- **Instructions to follow**
Check each line of the listing below for "their" and state how many lines contain it, with no other words.

- **Data records**

---*---

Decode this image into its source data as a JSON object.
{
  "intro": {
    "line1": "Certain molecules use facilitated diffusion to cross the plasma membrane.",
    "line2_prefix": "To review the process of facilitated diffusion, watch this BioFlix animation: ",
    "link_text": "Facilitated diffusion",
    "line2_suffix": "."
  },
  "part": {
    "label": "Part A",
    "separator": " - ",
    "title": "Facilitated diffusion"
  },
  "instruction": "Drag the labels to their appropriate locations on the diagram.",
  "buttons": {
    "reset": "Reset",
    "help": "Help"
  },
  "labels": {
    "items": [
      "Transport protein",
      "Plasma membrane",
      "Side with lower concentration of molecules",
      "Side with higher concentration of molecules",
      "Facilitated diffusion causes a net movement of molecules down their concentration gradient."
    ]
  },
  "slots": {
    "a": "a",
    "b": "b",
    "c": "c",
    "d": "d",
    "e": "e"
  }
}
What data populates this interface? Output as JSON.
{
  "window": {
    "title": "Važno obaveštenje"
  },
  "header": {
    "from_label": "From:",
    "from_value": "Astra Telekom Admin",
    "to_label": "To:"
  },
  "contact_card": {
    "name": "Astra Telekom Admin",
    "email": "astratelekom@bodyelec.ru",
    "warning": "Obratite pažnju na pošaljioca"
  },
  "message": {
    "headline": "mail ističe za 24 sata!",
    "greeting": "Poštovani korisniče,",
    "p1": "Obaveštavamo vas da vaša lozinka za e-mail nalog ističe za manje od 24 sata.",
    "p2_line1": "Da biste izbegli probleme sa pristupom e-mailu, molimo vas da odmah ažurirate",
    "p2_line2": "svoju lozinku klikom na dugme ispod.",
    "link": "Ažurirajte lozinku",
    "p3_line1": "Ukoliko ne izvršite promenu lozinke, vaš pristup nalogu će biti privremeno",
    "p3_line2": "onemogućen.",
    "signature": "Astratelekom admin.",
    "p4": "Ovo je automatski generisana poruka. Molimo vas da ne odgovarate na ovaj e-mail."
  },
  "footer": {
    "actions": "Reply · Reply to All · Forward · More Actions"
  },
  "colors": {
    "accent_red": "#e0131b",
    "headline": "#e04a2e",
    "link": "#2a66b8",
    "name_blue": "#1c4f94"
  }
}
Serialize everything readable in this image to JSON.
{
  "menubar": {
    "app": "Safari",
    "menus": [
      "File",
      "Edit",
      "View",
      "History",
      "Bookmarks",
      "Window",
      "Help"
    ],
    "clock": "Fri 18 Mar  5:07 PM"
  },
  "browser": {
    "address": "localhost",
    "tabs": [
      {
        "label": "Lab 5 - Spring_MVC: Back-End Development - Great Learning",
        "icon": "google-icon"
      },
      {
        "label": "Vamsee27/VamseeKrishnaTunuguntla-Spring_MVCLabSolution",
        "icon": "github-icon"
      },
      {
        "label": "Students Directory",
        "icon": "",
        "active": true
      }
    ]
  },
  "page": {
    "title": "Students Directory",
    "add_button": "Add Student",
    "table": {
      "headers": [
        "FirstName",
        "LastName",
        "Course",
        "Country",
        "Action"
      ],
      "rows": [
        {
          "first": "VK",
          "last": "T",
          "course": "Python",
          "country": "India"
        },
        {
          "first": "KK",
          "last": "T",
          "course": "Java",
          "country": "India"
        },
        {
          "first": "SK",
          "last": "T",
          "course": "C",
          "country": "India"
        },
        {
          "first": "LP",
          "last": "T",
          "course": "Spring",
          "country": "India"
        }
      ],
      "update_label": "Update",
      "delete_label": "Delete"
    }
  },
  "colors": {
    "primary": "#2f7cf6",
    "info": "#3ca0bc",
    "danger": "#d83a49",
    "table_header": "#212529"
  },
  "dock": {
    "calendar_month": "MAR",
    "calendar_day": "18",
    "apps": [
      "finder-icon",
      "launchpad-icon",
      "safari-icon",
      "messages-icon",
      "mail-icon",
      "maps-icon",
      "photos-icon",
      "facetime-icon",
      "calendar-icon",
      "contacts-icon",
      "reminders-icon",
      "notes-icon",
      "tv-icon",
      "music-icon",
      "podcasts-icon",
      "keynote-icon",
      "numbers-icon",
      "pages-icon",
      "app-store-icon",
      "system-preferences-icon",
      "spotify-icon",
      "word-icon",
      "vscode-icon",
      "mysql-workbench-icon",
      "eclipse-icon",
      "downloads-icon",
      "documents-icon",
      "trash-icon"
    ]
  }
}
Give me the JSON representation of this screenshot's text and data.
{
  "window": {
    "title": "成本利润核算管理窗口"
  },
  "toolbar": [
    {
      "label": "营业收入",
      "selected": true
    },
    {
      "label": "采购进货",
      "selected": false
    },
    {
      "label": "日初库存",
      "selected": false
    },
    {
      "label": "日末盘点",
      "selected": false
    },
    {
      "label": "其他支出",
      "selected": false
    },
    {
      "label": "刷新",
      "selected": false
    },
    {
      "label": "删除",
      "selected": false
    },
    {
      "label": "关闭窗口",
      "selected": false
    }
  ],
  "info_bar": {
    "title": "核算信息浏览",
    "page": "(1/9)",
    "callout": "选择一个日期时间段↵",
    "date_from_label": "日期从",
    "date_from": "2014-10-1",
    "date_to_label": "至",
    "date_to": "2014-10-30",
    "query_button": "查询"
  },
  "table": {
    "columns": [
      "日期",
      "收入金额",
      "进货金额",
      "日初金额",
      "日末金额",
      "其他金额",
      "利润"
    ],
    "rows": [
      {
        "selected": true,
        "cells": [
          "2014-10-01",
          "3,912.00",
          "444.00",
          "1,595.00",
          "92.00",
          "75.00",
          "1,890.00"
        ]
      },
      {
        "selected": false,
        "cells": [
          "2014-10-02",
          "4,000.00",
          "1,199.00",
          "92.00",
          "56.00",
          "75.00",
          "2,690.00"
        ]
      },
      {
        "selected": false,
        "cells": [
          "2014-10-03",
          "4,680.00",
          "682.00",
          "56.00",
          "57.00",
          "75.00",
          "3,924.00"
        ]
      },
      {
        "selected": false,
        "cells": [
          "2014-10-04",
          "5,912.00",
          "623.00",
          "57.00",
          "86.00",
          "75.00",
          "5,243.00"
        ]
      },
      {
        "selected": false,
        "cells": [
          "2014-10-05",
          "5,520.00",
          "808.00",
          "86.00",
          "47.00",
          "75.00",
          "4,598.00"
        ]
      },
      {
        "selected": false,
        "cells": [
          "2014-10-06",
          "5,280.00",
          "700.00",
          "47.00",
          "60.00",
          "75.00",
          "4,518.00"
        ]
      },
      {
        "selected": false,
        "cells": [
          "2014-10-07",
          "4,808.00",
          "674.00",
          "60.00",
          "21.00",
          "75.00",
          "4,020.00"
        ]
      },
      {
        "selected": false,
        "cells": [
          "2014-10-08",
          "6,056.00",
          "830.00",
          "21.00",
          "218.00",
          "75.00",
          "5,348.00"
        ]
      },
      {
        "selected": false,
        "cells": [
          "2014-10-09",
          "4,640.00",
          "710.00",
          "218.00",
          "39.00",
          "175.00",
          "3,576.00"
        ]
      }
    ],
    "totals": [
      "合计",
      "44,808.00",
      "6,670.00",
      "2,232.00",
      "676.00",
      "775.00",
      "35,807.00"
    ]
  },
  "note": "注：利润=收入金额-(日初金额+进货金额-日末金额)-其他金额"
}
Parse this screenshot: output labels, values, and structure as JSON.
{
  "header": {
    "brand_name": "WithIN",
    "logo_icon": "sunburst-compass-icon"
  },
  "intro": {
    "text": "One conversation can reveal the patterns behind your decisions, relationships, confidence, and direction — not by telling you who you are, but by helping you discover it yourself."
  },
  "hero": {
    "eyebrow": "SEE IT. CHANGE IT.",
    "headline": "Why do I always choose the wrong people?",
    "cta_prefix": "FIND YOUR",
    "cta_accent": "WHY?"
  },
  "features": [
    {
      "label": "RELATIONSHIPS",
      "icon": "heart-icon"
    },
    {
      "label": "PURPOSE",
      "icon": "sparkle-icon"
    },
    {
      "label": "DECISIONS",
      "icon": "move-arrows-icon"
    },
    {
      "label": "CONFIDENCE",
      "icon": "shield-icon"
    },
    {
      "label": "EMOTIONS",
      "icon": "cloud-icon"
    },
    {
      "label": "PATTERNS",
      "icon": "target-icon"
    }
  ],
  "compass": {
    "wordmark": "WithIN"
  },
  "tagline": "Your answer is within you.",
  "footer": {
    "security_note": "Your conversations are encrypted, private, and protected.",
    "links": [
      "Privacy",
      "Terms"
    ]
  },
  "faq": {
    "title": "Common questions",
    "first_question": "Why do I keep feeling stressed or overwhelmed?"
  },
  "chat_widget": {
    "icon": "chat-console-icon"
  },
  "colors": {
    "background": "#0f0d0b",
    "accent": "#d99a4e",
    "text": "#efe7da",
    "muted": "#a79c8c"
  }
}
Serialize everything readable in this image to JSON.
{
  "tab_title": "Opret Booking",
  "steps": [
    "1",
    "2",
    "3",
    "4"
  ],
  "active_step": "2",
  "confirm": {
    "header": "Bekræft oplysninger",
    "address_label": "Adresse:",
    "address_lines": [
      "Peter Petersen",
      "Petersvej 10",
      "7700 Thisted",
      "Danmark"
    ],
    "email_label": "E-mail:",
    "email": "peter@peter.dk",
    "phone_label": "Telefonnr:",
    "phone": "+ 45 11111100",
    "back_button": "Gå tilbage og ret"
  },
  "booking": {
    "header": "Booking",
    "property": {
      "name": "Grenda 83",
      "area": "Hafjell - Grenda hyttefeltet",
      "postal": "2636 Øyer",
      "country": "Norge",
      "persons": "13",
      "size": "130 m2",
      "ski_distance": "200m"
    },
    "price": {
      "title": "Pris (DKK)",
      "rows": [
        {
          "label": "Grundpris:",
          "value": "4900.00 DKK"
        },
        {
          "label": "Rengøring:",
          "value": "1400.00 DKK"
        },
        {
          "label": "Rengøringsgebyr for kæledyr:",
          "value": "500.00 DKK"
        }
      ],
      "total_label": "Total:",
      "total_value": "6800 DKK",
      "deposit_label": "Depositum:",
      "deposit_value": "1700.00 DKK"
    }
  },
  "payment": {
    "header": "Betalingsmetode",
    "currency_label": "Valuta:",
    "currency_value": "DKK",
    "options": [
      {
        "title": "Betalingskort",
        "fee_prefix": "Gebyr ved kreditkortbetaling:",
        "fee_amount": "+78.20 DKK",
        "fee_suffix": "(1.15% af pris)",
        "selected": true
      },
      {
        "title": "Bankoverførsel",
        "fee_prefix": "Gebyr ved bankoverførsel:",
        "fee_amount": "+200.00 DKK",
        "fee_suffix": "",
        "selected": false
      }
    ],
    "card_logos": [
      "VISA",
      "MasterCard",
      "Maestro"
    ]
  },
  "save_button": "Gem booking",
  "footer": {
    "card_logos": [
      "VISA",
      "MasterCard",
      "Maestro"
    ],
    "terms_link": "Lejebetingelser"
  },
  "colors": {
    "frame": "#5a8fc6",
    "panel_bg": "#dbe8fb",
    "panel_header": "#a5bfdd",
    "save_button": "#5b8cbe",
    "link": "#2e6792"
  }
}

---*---

- **Answer space**
2